* [Task item] Every entry here should be copied exactly.

(Stored items)
------------
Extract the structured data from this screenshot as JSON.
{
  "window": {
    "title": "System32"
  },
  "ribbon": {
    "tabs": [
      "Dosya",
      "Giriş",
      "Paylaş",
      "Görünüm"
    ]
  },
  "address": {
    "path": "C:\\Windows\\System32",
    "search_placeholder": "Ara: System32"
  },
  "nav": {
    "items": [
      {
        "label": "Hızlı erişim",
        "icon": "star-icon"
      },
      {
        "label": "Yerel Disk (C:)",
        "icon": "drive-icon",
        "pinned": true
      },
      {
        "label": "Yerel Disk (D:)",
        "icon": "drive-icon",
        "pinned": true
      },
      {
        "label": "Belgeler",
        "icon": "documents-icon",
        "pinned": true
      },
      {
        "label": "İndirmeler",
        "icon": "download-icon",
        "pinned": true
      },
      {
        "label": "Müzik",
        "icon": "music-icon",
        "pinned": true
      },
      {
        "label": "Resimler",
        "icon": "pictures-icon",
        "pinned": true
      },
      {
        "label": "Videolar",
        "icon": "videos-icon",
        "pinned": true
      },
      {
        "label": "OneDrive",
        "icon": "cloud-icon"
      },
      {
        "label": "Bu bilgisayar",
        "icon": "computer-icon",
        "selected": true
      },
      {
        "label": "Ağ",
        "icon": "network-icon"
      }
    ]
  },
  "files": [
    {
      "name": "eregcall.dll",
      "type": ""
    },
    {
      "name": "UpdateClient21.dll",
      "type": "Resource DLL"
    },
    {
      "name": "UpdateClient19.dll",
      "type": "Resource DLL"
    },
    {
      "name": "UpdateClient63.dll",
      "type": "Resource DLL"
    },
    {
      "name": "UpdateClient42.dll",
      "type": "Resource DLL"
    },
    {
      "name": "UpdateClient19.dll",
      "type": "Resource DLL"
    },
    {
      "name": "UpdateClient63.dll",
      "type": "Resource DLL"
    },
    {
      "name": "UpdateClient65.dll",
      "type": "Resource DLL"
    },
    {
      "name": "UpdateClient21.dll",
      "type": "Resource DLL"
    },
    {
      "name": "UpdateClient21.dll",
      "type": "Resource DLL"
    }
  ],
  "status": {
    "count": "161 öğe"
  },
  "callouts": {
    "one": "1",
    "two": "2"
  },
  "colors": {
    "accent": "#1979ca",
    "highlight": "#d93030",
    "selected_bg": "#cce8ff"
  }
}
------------
* [Written reply]
Extract the structured data from this screenshot as JSON.
{
  "window": {
    "title": "System32"
  },
  "ribbon": {
    "tabs": [
      "Dosya",
      "Giriş",
      "Paylaş",
      "Görünüm"
    ]
  },
  "address": {
    "path": "C:\\Windows\\System32",
    "search_placeholder": "Ara: System32"
  },
  "nav": {
    "items": [
      {
        "label": "Hızlı erişim",
        "icon": "star-icon"
      },
      {
        "label": "Yerel Disk (C:)",
        "icon": "drive-icon",
        "pinned": true
      },
      {
        "label": "Yerel Disk (D:)",
        "icon": "drive-icon",
        "pinned": true
      },
      {
        "label": "Belgeler",
        "icon": "documents-icon",
        "pinned": true
      },
      {
        "label": "İndirmeler",
        "icon": "download-icon",
        "pinned": true
      },
      {
        "label": "Müzik",
        "icon": "music-icon",
        "pinned": true
      },
      {
        "label": "Resimler",
        "icon": "pictures-icon",
        "pinned": true
      },
      {
        "label": "Videolar",
        "icon": "videos-icon",
        "pinned": true
      },
      {
        "label": "OneDrive",
        "icon": "cloud-icon"
      },
      {
        "label": "Bu bilgisayar",
        "icon": "computer-icon",
        "selected": true
      },
      {
        "label": "Ağ",
        "icon": "network-icon"
      }
    ]
  },
  "files": [
    {
      "name": "eregcall.dll",
      "type": ""
    },
    {
      "name": "UpdateClient21.dll",
      "type": "Resource DLL"
    },
    {
      "name": "UpdateClient19.dll",
      "type": "Resource DLL"
    },
    {
      "name": "UpdateClient63.dll",
      "type": "Resource DLL"
    },
    {
      "name": "UpdateClient42.dll",
      "type": "Resource DLL"
    },
    {
      "name": "UpdateClient19.dll",
      "type": "Resource DLL"
    },
    {
      "name": "UpdateClient63.dll",
      "type": "Resource DLL"
    },
    {
      "name": "UpdateClient65.dll",
      "type": "Resource DLL"
    },
    {
      "name": "UpdateClient21.dll",
      "type": "Resource DLL"
    },
    {
      "name": "UpdateClient21.dll",
      "type": "Resource DLL"
    }
  ],
  "status": {
    "count": "161 öğe"
  },
  "callouts": {
    "one": "1",
    "two": "2"
  },
  "colors": {
    "accent": "#1979ca",
    "highlight": "#d93030",
    "selected_bg": "#cce8ff"
  }
}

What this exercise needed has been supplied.